TASK DETAILS
If a line below includes the string "main", copy it.

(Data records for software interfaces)
◇ ◇ ◇ ◇

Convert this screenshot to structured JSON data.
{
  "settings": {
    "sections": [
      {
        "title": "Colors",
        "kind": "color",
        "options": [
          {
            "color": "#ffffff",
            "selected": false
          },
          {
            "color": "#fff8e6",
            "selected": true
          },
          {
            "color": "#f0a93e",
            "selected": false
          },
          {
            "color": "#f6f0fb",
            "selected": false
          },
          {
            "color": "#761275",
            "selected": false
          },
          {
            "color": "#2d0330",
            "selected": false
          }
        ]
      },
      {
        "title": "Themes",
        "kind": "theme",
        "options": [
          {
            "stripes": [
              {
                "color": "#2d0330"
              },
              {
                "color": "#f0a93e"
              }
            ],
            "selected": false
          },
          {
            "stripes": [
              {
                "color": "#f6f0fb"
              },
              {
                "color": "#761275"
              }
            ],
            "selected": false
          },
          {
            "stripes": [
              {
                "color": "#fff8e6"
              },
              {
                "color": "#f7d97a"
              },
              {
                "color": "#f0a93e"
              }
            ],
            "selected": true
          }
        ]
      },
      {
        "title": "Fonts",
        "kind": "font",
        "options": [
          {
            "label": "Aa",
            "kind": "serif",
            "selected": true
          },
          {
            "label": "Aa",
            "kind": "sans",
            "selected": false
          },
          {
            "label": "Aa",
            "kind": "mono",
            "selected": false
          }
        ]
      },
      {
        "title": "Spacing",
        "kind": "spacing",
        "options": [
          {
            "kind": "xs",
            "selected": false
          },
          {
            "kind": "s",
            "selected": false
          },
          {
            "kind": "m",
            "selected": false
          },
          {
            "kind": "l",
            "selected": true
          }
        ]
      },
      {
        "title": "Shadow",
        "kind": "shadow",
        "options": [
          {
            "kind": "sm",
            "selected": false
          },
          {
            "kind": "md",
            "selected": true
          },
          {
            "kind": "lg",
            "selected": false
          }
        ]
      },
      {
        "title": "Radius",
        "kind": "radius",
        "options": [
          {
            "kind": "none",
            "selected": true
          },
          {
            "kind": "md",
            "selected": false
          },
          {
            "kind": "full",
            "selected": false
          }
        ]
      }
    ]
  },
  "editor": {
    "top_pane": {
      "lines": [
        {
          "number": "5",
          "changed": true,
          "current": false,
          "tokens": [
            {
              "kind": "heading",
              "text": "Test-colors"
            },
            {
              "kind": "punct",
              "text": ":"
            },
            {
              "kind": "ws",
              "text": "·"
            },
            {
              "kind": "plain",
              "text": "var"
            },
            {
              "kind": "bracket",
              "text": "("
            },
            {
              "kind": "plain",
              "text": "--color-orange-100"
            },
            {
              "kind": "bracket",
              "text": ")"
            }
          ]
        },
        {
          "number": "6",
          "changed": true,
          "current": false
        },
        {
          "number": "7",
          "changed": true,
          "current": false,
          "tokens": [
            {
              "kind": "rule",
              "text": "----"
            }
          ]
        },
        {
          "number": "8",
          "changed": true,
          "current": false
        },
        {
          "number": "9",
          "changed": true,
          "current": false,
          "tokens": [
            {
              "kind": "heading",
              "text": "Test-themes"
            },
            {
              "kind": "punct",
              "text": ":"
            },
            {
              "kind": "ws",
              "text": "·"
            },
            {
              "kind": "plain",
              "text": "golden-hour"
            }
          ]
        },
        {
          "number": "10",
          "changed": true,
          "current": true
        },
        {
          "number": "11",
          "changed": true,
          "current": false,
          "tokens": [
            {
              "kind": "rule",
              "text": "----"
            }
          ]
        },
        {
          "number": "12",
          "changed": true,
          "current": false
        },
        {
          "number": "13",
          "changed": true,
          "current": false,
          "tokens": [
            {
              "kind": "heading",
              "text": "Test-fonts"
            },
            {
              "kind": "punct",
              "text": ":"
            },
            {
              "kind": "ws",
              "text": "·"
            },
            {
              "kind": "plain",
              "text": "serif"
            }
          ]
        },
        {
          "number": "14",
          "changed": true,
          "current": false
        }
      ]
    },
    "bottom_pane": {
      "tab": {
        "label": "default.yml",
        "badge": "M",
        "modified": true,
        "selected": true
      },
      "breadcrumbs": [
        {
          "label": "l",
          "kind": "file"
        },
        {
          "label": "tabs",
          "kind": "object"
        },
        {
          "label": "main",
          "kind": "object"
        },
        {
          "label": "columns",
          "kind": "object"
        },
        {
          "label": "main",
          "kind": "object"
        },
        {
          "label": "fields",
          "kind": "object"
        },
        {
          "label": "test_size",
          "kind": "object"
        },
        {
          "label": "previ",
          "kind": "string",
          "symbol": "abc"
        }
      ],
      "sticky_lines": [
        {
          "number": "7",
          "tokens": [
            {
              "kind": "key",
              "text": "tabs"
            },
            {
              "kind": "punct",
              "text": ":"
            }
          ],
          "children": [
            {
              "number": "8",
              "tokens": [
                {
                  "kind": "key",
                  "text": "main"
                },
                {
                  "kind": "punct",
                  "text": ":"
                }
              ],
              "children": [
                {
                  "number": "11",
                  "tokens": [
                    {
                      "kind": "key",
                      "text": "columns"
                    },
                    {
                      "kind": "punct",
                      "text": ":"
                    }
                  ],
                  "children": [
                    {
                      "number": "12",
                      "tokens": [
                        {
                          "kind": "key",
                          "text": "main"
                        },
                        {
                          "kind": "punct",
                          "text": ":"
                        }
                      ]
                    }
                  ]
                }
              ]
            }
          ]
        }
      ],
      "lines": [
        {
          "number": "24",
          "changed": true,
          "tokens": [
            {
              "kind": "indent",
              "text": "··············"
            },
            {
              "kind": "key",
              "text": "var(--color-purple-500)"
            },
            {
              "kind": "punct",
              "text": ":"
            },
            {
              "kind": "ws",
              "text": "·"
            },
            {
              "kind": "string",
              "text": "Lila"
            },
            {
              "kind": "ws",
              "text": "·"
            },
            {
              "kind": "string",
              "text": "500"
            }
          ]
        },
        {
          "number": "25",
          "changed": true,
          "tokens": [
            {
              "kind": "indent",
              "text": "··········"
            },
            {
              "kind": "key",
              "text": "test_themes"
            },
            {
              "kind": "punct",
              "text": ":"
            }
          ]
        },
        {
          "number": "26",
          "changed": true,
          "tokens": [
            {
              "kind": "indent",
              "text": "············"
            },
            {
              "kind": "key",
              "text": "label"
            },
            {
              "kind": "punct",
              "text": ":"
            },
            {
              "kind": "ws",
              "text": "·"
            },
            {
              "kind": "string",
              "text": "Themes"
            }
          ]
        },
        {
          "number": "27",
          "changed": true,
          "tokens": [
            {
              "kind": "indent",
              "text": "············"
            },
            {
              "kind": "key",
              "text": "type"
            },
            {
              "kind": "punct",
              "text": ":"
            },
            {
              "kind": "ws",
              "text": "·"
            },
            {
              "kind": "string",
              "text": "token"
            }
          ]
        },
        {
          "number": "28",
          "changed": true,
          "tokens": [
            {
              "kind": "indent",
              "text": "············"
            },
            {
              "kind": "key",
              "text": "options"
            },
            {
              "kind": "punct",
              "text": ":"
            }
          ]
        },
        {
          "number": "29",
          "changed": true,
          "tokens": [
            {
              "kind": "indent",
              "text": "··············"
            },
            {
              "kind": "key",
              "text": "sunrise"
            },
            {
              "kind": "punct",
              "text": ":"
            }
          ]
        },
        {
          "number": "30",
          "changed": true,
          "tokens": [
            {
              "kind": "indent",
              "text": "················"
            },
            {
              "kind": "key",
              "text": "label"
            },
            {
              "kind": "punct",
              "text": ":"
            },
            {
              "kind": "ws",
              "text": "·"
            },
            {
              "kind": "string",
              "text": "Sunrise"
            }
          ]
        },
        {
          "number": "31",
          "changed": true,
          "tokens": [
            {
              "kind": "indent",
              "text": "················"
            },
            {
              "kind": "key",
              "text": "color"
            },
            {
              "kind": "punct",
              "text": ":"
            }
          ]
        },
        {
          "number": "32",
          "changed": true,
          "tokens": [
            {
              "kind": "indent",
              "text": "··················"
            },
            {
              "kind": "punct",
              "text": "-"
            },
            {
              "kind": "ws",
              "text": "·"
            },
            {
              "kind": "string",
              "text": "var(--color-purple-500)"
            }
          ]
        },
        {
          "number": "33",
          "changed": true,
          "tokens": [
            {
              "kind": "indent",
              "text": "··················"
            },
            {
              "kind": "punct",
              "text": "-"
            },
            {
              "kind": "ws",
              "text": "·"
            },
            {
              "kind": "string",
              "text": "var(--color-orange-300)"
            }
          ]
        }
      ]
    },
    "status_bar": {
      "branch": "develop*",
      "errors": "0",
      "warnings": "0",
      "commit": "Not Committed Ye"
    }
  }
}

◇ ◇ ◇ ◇

RESPONSE AREA
          "label": "main",
          "label": "main",
                  "text": "main"
                          "text": "main"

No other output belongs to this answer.